A nice thing about sharpness as a test vector for surveillance cameras is that factors like flare, blooming, amplification noise, lens distortions, poor sensor performance – an inability to render subtle differences in colour, for instance – will all feed into the overall sharpness score. This is a double-edged sword for the perfectionist tester. The 10-90 per cent rise distance of pixel level is a typical sharpness measurement of an entire camera solution – lens, sensor, camera engine, (monitor if tested by eye), cabling and network – as well as the firmware inside and outside the camera that might be putting work onto an image. Calculating the rise distance of lens or sensor individually is something else entirely.
At SEN, we measure performance in our camera tests by viewing test target bar patterns, matching colours to a colour bar and assessing degrees of blur, among other things. This process is undertaken with the naked eye – it’s subjective but not entirely so, and it’s not without considerable value. But subjective tests, even those of experienced testers using the same tests targets and comparing images of the same scenes in varying conditions, can’t be exactly repeated and can’t give absolute measurements that allow true comparisons between cameras the way software can. For instance, consider the point sharpness gives way – the vanishing resolution – which may vary across and through a scene, and will certainly be the subject of debate between human observers.
I wouldn’t say the human eye isn’t capable of highly accurate assessments, but those assessments are going to be generalisations and will have biases that could be governed by observer expectation, tiredness, the quality of an observer’s vision, the performance of an observer’s monitor, whatever image quality happens to be front of mind in a split second of decision and more. Comparatively, whichever values software applies, it will apply them all equally, all the time. An observer might perceive excellent colour rendition and natural tones but an ability to put consistent empirical values on a sensor’s colour performance by measuring peak sensitivity of red, green and blue pixels, or put a value on SNR against variable ISO? Not a chance.
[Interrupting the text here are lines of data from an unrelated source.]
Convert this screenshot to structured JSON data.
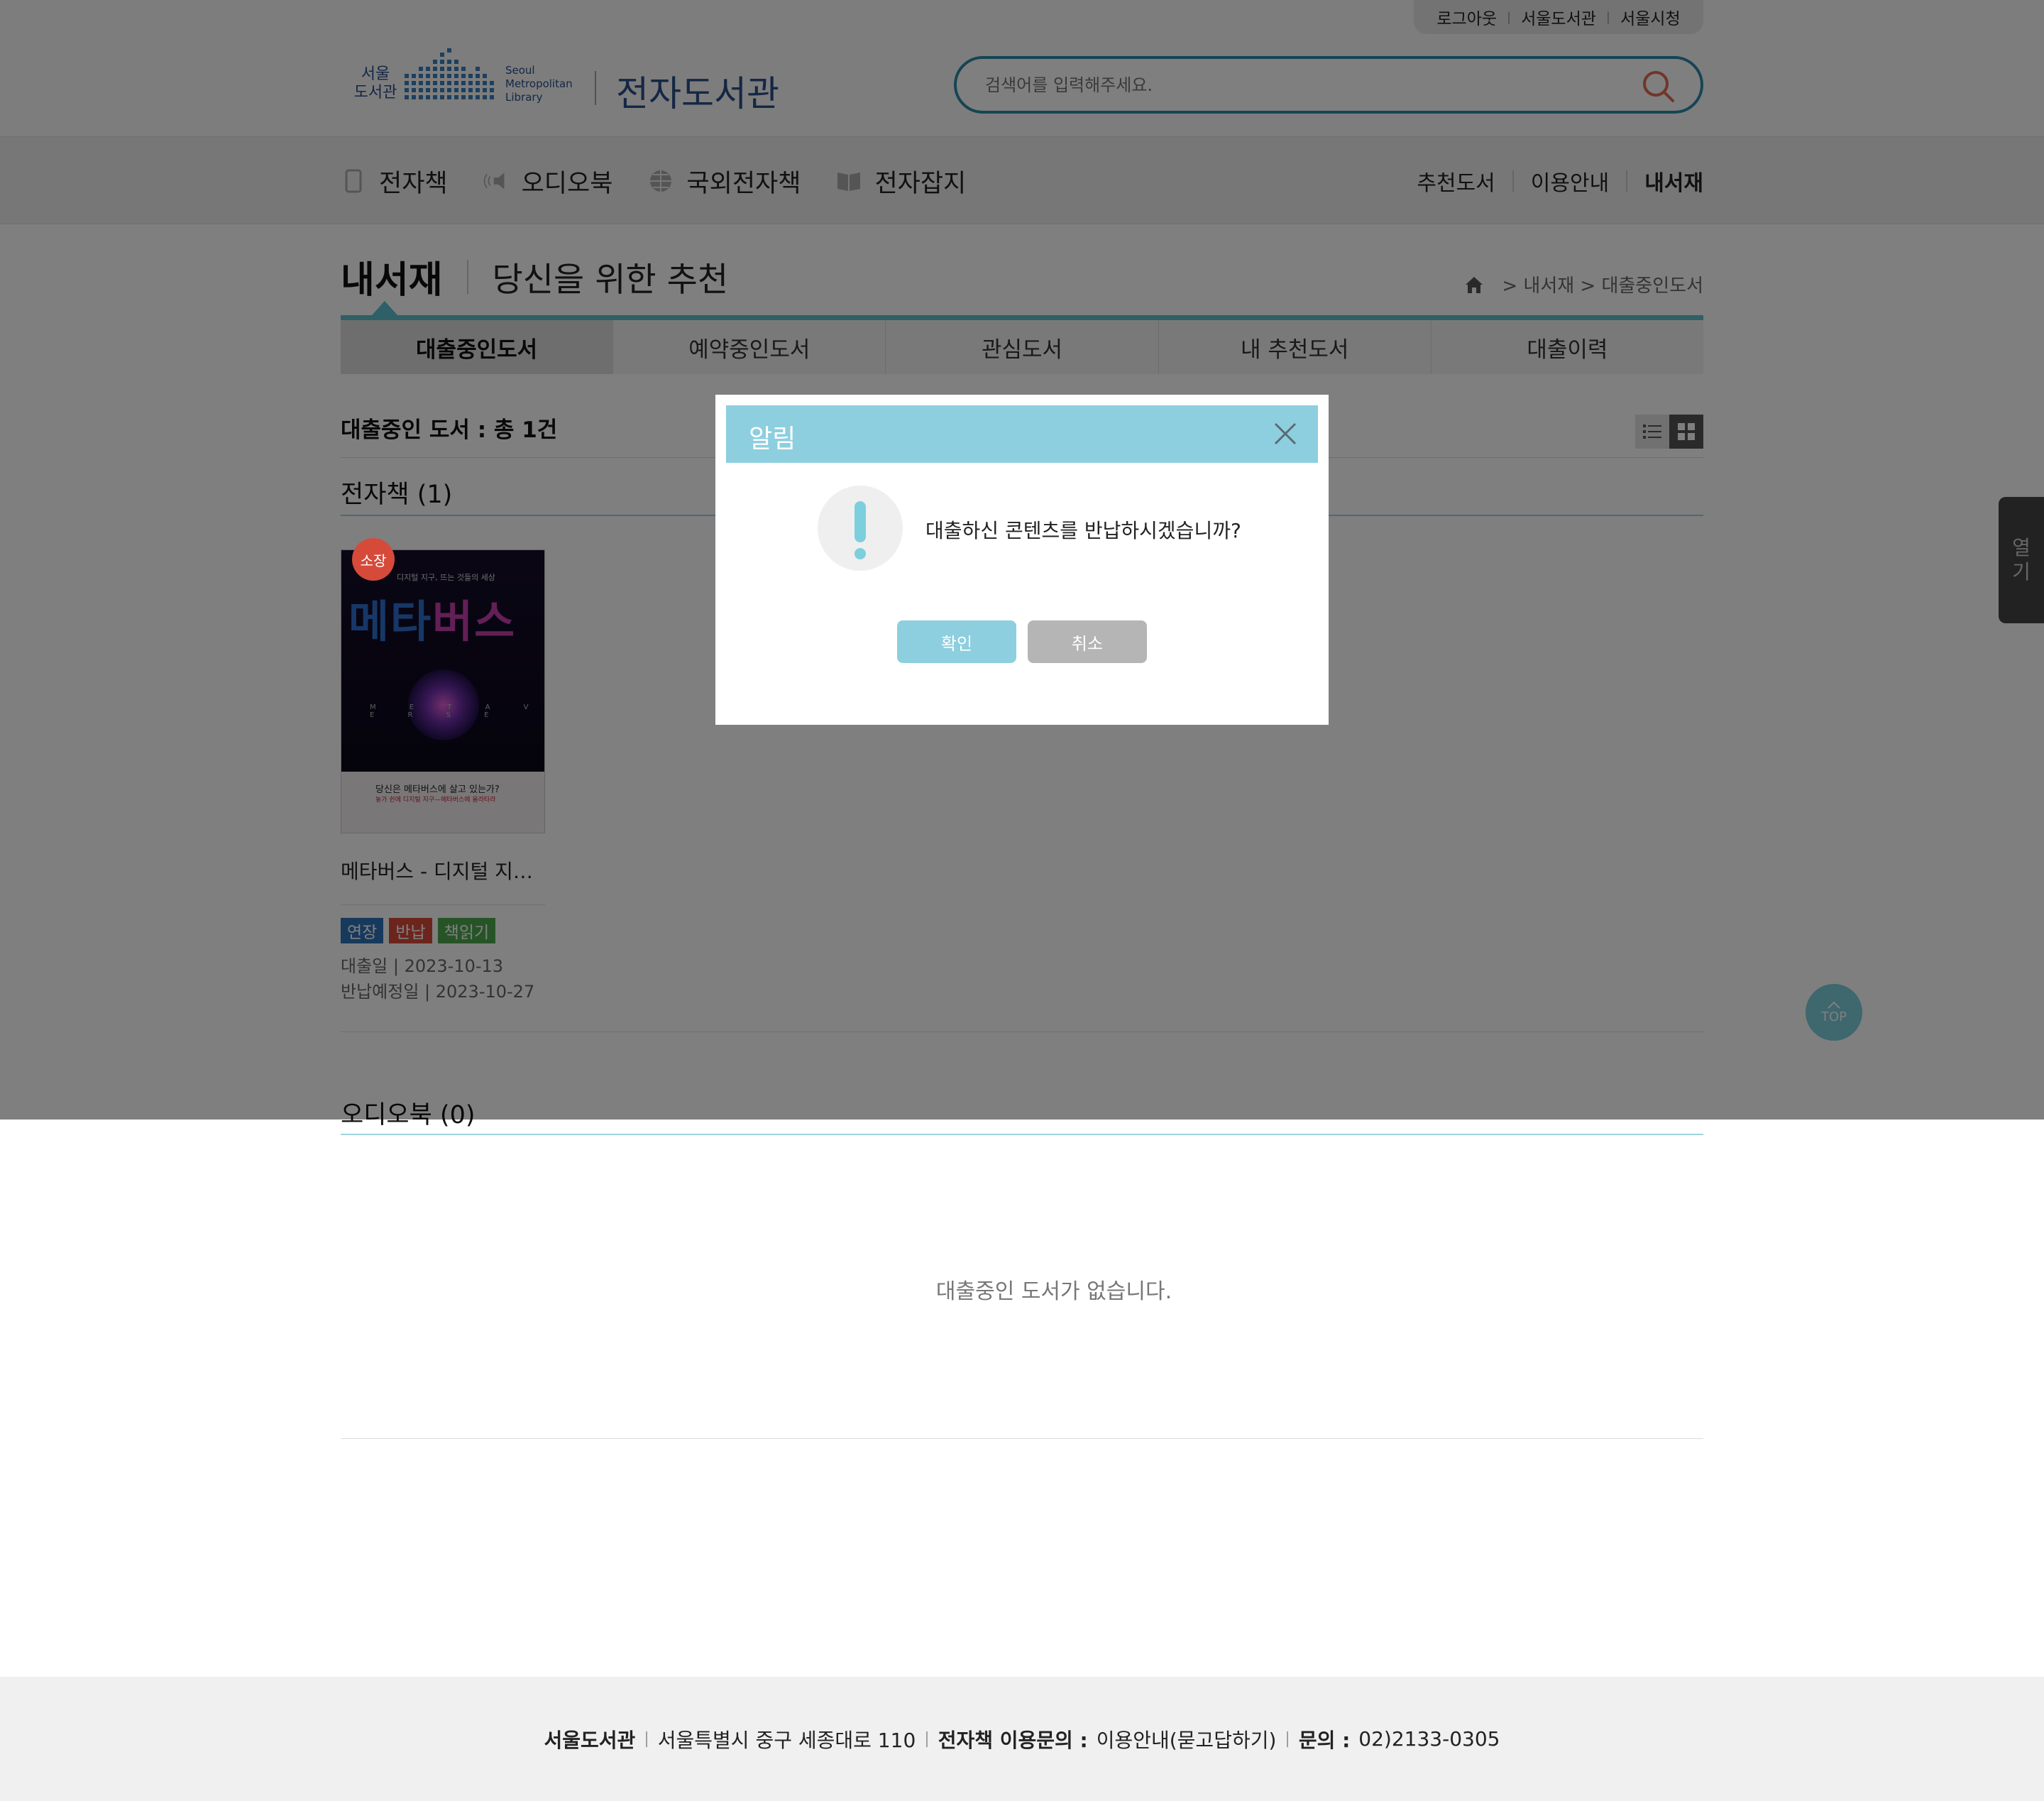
{
  "util": {
    "logout": "로그아웃",
    "seoul_library": "서울도서관",
    "seoul_city": "서울시청"
  },
  "logo": {
    "kr_line1": "서울",
    "kr_line2": "도서관",
    "en_line1": "Seoul",
    "en_line2": "Metropolitan",
    "en_line3": "Library",
    "site_title": "전자도서관"
  },
  "search": {
    "placeholder": "검색어를 입력해주세요."
  },
  "gnb": {
    "items": [
      {
        "label": "전자책",
        "icon": "tablet-icon"
      },
      {
        "label": "오디오북",
        "icon": "speaker-icon"
      },
      {
        "label": "국외전자책",
        "icon": "globe-icon"
      },
      {
        "label": "전자잡지",
        "icon": "magazine-icon"
      }
    ],
    "right": [
      "추천도서",
      "이용안내",
      "내서재"
    ]
  },
  "page": {
    "title": "내서재",
    "subtitle": "당신을 위한 추천"
  },
  "breadcrumb": {
    "path": "> 내서재 > 대출중인도서"
  },
  "tabs": [
    "대출중인도서",
    "예약중인도서",
    "관심도서",
    "내 추천도서",
    "대출이력"
  ],
  "summary": {
    "count_title": "대출중인 도서 : 총 1건"
  },
  "ebook_section": {
    "title": "전자책 (1)"
  },
  "book": {
    "badge": "소장",
    "cover_subtitle": "디지털 지구, 뜨는 것들의 세상",
    "cover_title_a": "메타",
    "cover_title_b": "버스",
    "cover_meta": "M E T A V E R S E",
    "cover_line1": "당신은 메타버스에 살고 있는가?",
    "cover_line2": "놓가 쉰에 디지털 지구—메타버스에 올라타라",
    "name": "메타버스 - 디지털 지구,…",
    "btn_extend": "연장",
    "btn_return": "반납",
    "btn_read": "책읽기",
    "loan_date": "대출일 | 2023-10-13",
    "due_date": "반납예정일 | 2023-10-27"
  },
  "audio_section": {
    "title": "오디오북 (0)",
    "empty": "대출중인 도서가 없습니다."
  },
  "footer": {
    "org": "서울도서관",
    "address": "서울특별시 중구 세종대로 110",
    "inquiry_label": "전자책 이용문의 :",
    "inquiry_value": "이용안내(묻고답하기)",
    "phone_label": "문의 :",
    "phone_value": "02)2133-0305"
  },
  "side_tab": {
    "line1": "열",
    "line2": "기"
  },
  "top_button": {
    "label": "TOP"
  },
  "modal": {
    "title": "알림",
    "message": "대출하신 콘텐츠를 반납하시겠습니까?",
    "confirm": "확인",
    "cancel": "취소"
  },
  "colors": {
    "accent": "#5fbfcf",
    "modal_header": "#8dcfdf",
    "brand_blue": "#2a4e8a",
    "search_border": "#2a8aa8"
  }
}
At the same time, could a piece of test software better comprehend the key camera qualities required in a specific application during a 24-hour light cycle – judging not one parameter but balancing the whole and making real time compromises in multiple areas of performance to achieve operational requirements elsewhere? Again, I think not a chance. Using both types of assessment together, however, is likely to provide the most accurate and most consistent results. But perhaps most importantly, any conversation about camera performance is worth having. ♦